ACTIVITY
Exact copy, no pictures: output all the records that follow.

[Excerpts from an interface dataset]

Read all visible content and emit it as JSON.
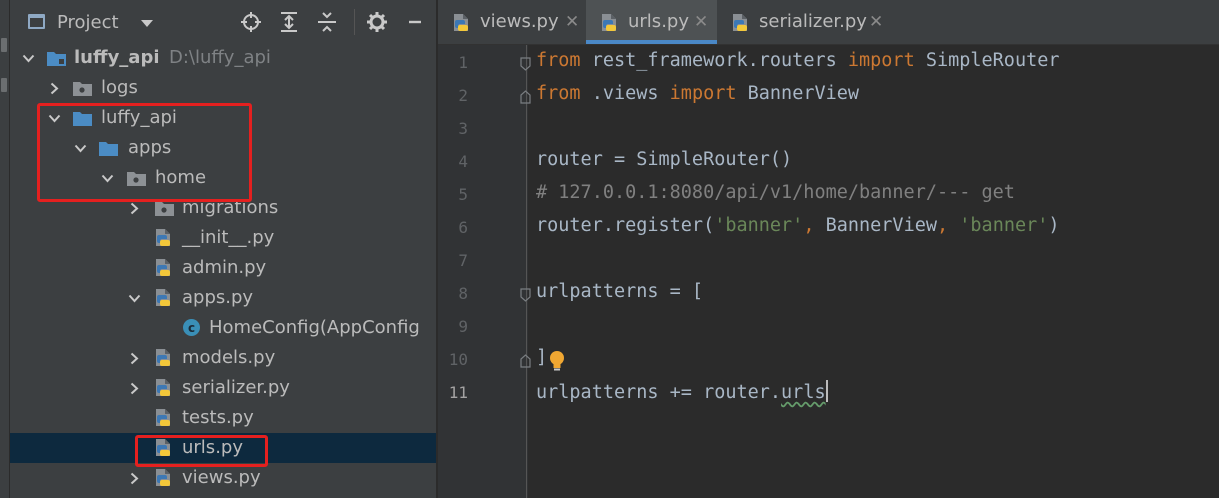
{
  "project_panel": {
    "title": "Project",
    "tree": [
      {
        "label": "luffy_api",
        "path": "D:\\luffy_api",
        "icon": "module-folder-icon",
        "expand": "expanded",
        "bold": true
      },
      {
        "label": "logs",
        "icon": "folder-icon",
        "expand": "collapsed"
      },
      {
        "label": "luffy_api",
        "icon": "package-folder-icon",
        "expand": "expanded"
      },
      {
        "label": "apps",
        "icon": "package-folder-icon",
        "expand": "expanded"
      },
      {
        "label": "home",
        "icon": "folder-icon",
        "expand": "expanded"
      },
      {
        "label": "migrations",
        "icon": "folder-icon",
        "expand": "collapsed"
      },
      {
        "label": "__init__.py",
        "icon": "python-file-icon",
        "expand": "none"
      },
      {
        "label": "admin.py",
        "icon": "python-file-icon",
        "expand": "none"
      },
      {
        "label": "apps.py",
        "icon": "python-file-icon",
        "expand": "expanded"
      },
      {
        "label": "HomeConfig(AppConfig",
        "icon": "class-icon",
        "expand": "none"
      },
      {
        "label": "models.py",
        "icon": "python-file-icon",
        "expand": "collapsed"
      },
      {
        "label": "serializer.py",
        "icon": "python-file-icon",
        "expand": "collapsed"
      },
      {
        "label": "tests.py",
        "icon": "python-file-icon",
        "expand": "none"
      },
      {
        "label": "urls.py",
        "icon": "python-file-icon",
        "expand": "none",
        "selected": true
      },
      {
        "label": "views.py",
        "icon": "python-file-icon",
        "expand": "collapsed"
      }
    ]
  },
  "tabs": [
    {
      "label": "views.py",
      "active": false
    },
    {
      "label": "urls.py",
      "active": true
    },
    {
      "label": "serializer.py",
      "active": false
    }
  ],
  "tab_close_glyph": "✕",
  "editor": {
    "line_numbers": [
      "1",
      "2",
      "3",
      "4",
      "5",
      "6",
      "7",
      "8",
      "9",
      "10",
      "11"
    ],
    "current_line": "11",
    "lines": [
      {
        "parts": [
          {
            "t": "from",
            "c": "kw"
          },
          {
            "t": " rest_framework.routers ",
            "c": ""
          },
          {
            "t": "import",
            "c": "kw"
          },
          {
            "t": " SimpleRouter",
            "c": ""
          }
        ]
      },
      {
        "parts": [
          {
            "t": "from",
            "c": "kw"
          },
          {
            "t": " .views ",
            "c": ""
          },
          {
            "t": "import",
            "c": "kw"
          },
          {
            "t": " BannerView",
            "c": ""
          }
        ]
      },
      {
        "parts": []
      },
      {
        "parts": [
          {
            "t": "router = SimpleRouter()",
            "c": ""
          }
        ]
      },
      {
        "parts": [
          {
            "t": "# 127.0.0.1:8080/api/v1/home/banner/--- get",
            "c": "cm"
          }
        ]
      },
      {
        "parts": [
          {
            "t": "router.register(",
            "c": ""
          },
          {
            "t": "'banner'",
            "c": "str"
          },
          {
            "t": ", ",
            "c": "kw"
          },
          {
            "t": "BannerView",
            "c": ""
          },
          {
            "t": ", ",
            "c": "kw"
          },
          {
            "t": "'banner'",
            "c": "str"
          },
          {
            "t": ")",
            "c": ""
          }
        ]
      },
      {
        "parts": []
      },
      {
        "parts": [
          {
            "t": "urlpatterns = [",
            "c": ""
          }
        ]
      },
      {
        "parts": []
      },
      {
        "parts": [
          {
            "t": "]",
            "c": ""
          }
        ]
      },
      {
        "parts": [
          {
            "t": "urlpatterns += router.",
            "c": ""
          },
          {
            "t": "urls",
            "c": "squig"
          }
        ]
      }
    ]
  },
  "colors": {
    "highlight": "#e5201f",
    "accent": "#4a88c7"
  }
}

WRITTEN ANSWER
Read all visible content and emit it as JSON.
{
  "project_panel": {
    "title": "Project",
    "tree": [
      {
        "label": "luffy_api",
        "path": "D:\\luffy_api",
        "icon": "module-folder-icon",
        "expand": "expanded",
        "bold": true
      },
      {
        "label": "logs",
        "icon": "folder-icon",
        "expand": "collapsed"
      },
      {
        "label": "luffy_api",
        "icon": "package-folder-icon",
        "expand": "expanded"
      },
      {
        "label": "apps",
        "icon": "package-folder-icon",
        "expand": "expanded"
      },
      {
        "label": "home",
        "icon": "folder-icon",
        "expand": "expanded"
      },
      {
        "label": "migrations",
        "icon": "folder-icon",
        "expand": "collapsed"
      },
      {
        "label": "__init__.py",
        "icon": "python-file-icon",
        "expand": "none"
      },
      {
        "label": "admin.py",
        "icon": "python-file-icon",
        "expand": "none"
      },
      {
        "label": "apps.py",
        "icon": "python-file-icon",
        "expand": "expanded"
      },
      {
        "label": "HomeConfig(AppConfig",
        "icon": "class-icon",
        "expand": "none"
      },
      {
        "label": "models.py",
        "icon": "python-file-icon",
        "expand": "collapsed"
      },
      {
        "label": "serializer.py",
        "icon": "python-file-icon",
        "expand": "collapsed"
      },
      {
        "label": "tests.py",
        "icon": "python-file-icon",
        "expand": "none"
      },
      {
        "label": "urls.py",
        "icon": "python-file-icon",
        "expand": "none",
        "selected": true
      },
      {
        "label": "views.py",
        "icon": "python-file-icon",
        "expand": "collapsed"
      }
    ]
  },
  "tabs": [
    {
      "label": "views.py",
      "active": false
    },
    {
      "label": "urls.py",
      "active": true
    },
    {
      "label": "serializer.py",
      "active": false
    }
  ],
  "tab_close_glyph": "✕",
  "editor": {
    "line_numbers": [
      "1",
      "2",
      "3",
      "4",
      "5",
      "6",
      "7",
      "8",
      "9",
      "10",
      "11"
    ],
    "current_line": "11",
    "lines": [
      {
        "parts": [
          {
            "t": "from",
            "c": "kw"
          },
          {
            "t": " rest_framework.routers ",
            "c": ""
          },
          {
            "t": "import",
            "c": "kw"
          },
          {
            "t": " SimpleRouter",
            "c": ""
          }
        ]
      },
      {
        "parts": [
          {
            "t": "from",
            "c": "kw"
          },
          {
            "t": " .views ",
            "c": ""
          },
          {
            "t": "import",
            "c": "kw"
          },
          {
            "t": " BannerView",
            "c": ""
          }
        ]
      },
      {
        "parts": []
      },
      {
        "parts": [
          {
            "t": "router = SimpleRouter()",
            "c": ""
          }
        ]
      },
      {
        "parts": [
          {
            "t": "# 127.0.0.1:8080/api/v1/home/banner/--- get",
            "c": "cm"
          }
        ]
      },
      {
        "parts": [
          {
            "t": "router.register(",
            "c": ""
          },
          {
            "t": "'banner'",
            "c": "str"
          },
          {
            "t": ", ",
            "c": "kw"
          },
          {
            "t": "BannerView",
            "c": ""
          },
          {
            "t": ", ",
            "c": "kw"
          },
          {
            "t": "'banner'",
            "c": "str"
          },
          {
            "t": ")",
            "c": ""
          }
        ]
      },
      {
        "parts": []
      },
      {
        "parts": [
          {
            "t": "urlpatterns = [",
            "c": ""
          }
        ]
      },
      {
        "parts": []
      },
      {
        "parts": [
          {
            "t": "]",
            "c": ""
          }
        ]
      },
      {
        "parts": [
          {
            "t": "urlpatterns += router.",
            "c": ""
          },
          {
            "t": "urls",
            "c": "squig"
          }
        ]
      }
    ]
  },
  "colors": {
    "highlight": "#e5201f",
    "accent": "#4a88c7"
  }
}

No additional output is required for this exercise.